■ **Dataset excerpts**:
- - -

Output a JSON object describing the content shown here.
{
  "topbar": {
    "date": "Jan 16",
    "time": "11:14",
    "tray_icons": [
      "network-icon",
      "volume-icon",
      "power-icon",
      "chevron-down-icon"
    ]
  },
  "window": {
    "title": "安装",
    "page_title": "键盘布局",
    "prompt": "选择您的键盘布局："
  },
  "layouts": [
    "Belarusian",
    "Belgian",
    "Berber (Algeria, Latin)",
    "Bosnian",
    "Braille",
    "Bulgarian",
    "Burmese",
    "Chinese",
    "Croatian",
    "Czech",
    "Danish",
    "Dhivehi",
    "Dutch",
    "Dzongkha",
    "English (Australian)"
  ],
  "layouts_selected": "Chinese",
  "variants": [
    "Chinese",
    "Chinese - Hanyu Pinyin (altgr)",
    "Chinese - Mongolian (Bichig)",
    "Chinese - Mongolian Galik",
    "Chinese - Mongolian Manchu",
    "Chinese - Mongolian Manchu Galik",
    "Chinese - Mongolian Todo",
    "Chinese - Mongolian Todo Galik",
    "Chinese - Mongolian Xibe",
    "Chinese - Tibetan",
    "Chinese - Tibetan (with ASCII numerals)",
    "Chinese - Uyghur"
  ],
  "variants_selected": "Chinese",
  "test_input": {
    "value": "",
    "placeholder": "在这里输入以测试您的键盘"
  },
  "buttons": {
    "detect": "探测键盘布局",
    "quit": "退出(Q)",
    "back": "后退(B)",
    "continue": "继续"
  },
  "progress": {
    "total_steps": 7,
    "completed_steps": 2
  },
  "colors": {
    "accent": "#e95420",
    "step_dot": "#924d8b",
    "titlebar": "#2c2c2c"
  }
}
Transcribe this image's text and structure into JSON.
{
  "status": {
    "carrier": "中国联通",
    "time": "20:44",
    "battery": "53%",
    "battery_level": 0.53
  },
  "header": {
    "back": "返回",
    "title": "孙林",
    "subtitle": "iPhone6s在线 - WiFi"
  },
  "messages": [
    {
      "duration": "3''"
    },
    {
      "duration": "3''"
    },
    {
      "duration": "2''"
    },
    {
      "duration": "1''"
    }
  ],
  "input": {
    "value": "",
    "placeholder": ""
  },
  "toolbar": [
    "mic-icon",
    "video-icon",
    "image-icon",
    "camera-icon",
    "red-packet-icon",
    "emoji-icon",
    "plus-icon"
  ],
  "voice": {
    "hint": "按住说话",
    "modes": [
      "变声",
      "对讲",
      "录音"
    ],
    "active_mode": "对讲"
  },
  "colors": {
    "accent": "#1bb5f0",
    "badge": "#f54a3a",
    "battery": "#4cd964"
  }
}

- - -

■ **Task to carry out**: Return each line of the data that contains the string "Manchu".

■ **Written reply**:
    "Chinese - Mongolian Manchu",
    "Chinese - Mongolian Manchu Galik",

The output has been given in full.